A video montage of 640 selfie images from London. The individual images are identically aligned with respect to eye position and sorted by the head tilt angle. The blending animation is designed to create abstractions of the individual images, but still maintains a degree of fidelity with respect to image details and context.
Investigating the style of self-portraits (selfies) in six cities across the world using a mix of theoretical, artistic and quantitative methods.
We collected and analyzed 152,462 Instagram images from central London for the week of September 21–27, 2015 and compared the results to our findings from five other cities. Experiment with the new data in the selfiexploratory, and scroll down for an overview of the London findings.
First, here is what we found about how London selfies compare to other cities in terms of demographics, using a mixture of automatic methods and human judgments:
Using automatic face recognition software, we also learned that compared to New York, Moscow, Berlin, Bangkok, and São Paulo, London selfies have:
Experiment with all the data we collected.
Do angry people tilt their heads more strongly? And what are the typical moods of selfie takers in London? Find out!
This project is based on a unique dataset we compiled by analysing tens of thousands of images from each city both through automatic image analysis and human judgements.
To locate selfies photos, we randomly selected 140,000 photos (20,000-30,000 photos per city) from a total of 808,000 images we collected on Instagram. 2-4 Amazon’s Mechanical Turk workers tagged each photo. For these, we asked Mechanical Turk workers the simple question "Does this photo shows a single selfie"?
We then selected top 1000 photos for each city (i.e., photos which at least 2 workers tagged as a single person selfie).
We submitted these photos to Mechanical Turk again, asking three "master workers" (i.e. more skilled workers) not only to verify that a photo shows a single selfie, but also to guess the age and gender of the person.
On the resulting set of selfie images, we ran automatic face analysis, supplying us with algorithmic estimations of eye, nose and mouth positions, the degrees of different emotional expressions, etc.
As the final step, one or two members of the project team examined all these photos manually. While most photos were tagged correctly, we found some mistakes. We wanted to keep the data size the same (to make visualizations comparable), so our final set contains 640 selfie photos for every city.
We manually categorized a set of 2000 images in four genres: single selfies, selfies showing two or more faces, single portraits, and portraits with two or more people. Here is what we found:
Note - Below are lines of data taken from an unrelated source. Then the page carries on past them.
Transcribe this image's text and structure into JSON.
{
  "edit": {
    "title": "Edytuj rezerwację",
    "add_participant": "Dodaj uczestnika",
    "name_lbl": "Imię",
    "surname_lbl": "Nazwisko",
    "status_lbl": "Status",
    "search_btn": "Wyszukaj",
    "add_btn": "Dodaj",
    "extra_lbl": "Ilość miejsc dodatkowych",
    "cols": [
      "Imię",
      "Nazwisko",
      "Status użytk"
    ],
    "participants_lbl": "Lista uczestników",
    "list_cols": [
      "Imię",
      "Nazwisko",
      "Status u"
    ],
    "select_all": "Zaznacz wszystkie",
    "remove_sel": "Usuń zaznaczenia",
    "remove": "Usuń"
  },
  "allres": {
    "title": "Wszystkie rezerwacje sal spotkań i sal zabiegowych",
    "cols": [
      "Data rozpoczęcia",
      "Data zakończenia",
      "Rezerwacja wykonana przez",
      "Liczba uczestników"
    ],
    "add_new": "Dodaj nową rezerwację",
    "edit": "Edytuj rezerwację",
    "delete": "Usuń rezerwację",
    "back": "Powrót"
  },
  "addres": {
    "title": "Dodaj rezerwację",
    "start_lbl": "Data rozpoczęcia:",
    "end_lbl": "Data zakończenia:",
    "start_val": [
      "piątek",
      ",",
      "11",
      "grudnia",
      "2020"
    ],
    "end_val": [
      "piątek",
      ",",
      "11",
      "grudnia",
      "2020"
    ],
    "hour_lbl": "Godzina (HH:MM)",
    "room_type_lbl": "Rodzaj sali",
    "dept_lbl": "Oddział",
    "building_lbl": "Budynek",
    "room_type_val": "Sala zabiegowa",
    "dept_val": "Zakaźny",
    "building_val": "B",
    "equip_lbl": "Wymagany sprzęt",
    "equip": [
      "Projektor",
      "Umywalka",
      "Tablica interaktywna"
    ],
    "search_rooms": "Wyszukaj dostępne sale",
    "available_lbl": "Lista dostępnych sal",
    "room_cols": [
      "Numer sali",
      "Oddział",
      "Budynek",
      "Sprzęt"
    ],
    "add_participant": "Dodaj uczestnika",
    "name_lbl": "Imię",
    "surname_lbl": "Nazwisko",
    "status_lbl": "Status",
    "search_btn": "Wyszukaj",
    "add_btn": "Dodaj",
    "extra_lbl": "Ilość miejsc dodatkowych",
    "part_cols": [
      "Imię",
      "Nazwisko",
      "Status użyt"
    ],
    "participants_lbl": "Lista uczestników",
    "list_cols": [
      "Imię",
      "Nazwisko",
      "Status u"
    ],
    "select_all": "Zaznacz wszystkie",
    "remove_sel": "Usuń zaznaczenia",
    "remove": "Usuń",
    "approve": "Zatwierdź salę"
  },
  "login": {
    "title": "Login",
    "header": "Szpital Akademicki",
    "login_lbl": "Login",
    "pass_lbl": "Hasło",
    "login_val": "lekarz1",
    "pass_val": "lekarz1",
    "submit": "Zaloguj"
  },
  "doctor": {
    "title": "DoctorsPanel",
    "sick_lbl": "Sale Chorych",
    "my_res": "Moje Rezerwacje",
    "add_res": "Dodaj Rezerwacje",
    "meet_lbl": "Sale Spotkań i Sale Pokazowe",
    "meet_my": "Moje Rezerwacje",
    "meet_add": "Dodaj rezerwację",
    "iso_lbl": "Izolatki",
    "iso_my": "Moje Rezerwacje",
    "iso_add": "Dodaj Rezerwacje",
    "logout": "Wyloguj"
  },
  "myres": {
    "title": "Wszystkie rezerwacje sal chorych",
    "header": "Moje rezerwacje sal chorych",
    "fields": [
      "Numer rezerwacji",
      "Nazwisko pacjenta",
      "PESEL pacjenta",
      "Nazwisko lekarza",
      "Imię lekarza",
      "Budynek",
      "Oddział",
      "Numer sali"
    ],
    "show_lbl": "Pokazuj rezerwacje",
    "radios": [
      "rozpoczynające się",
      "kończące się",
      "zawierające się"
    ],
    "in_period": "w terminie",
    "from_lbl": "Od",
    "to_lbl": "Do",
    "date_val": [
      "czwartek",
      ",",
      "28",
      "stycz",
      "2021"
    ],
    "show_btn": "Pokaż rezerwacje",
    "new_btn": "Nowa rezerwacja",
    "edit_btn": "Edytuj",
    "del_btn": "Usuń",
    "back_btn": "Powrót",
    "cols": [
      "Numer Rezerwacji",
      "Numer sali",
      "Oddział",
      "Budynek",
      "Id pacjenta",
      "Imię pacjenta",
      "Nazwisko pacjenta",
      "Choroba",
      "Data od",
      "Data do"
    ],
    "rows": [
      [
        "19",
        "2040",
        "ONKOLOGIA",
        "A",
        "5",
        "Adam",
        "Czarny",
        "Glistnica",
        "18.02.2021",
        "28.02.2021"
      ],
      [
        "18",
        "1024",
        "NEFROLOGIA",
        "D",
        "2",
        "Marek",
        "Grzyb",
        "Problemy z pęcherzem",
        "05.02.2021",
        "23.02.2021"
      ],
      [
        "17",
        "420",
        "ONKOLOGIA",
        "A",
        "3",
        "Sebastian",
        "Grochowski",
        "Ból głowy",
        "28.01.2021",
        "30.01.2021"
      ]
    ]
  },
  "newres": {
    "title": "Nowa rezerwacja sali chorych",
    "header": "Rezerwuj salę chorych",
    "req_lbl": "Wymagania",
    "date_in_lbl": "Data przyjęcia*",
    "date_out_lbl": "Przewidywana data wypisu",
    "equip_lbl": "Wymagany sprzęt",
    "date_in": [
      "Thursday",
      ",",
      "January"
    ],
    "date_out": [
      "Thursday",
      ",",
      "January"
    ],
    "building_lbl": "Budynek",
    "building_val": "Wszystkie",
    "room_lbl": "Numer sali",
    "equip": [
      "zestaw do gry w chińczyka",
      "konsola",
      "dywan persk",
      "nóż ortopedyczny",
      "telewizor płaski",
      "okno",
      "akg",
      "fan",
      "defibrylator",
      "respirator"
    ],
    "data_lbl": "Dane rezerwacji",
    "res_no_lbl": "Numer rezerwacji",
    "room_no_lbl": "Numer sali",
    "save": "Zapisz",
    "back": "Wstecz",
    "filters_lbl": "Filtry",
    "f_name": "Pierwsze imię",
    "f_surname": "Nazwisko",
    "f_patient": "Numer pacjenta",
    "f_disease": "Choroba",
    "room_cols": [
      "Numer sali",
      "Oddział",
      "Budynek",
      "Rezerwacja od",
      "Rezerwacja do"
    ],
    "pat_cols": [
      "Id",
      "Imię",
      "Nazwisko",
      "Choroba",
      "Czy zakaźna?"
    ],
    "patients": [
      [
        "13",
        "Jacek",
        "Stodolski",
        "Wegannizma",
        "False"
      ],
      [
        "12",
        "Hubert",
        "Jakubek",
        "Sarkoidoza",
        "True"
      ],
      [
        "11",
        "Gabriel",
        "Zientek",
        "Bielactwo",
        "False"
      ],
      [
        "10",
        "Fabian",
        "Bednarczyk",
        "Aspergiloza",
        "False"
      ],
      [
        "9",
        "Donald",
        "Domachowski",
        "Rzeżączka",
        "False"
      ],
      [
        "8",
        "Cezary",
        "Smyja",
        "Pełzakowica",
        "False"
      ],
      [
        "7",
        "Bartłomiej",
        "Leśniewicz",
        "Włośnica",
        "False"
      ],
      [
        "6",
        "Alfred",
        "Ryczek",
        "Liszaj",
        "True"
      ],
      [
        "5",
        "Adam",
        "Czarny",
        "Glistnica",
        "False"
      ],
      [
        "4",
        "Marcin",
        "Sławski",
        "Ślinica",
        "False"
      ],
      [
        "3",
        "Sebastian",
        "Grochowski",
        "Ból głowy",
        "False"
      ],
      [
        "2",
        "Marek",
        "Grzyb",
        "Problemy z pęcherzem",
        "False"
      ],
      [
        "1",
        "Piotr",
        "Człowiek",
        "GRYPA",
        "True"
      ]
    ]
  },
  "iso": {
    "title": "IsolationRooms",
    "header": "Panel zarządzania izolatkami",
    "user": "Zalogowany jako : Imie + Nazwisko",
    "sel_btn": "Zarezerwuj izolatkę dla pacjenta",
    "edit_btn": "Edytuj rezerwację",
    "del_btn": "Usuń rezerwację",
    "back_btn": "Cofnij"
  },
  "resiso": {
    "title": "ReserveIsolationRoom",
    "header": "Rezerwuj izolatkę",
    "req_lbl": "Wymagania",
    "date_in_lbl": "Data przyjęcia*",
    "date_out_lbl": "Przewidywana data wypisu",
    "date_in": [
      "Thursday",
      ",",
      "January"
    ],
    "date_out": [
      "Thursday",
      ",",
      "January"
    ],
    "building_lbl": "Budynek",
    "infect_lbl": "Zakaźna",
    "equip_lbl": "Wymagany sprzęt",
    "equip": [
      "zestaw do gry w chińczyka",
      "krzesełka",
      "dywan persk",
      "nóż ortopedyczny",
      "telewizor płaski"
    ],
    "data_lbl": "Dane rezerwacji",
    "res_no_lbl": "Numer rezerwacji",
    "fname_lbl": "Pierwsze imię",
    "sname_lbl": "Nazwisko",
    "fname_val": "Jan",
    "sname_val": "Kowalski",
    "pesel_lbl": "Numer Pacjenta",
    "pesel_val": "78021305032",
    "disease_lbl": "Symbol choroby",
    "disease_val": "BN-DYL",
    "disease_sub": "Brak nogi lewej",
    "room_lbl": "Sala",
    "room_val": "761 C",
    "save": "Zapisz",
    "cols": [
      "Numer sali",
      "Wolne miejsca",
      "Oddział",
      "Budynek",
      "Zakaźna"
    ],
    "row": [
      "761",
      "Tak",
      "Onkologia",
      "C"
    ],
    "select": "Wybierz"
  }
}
Besides the manual tagging described above, we also used the openCV software library to automatically detect faces in all 152,462 images we collected from central London. This allowed us, for instance, to visualize the average number of faces per location.
The resulting map reveals a very interesting pattern: locations with fewer photos have much higher proportions of faces in these photos. Perhaps people are looking for smaller, more private spots for their portrait or seflie photos or simply prefer to take these photos in interesting and unique spaces with no tourists around.
In addition to Instagram, we also used a sample of images shared in London on Twitter. This data came from the unique dataset of 265 million geolocated tweets with images for 2011-2014 provided to our lab by Twitter as part of their 2014 Twitter Data Grants. The map below shows locations of 3,691,003 tweets with images in London (shared between November 2012 and July 2014) from our dataset.
This project is on display at the Big Bang Data exhibition, Somerset House, London, 03 Dec 2015 — 28 Feb 2016. The exhibit features a portrait mode adaptation of the selfiexploratory as well as a large rear projection of the selfiecity London video montage and large prints of some of the graphics seen on this site.
Expert on digital art and culture; Professor of Computer Science, The Graduate Center, CUNY; Director, Software Studies Initiative.
Independent consultant in information visualization / Truth and Beauty Operator. M.A. in Interface Design, B.Sc. in Cognitive Science.moritz.stefaner.eu
Researcher Scientist, Software Studies Initiative; Ph.D. in Computational Neuroscience, UCSD.lab.softwarestudies.com/
Data visualization and mobile interaction designer, Ph.D. in Media Informatics from the University of Munich.do.minik.us
Freelance Consultant; exploring the cultural impacts of ubiquitous access to information to create new products and services. M.A. Royal College of Art.danielgoddemeyer.com
Art historian and curator; co-curated the Latvian Pavilion at the 55th Venice Biennale in 2013; Ph.D. student, The Graduate Center, City University of New York.
Visual social media researcher, PhD student, University of Pittsburgh. Project director, phototrails.net
Researcher, Software Studies Initiative; Web and Mobile Developer at Motive Interactive.jayjchow.com
The development of selfiecity was supported by The Graduate Center, City University of New York, California Institute for Telecommunication and Information, and The Andrew W. Mellon Foundation.
Augmented-data.comperformed face detection in Instagram images from London.
And big thanks to gnip for the support with the data collection!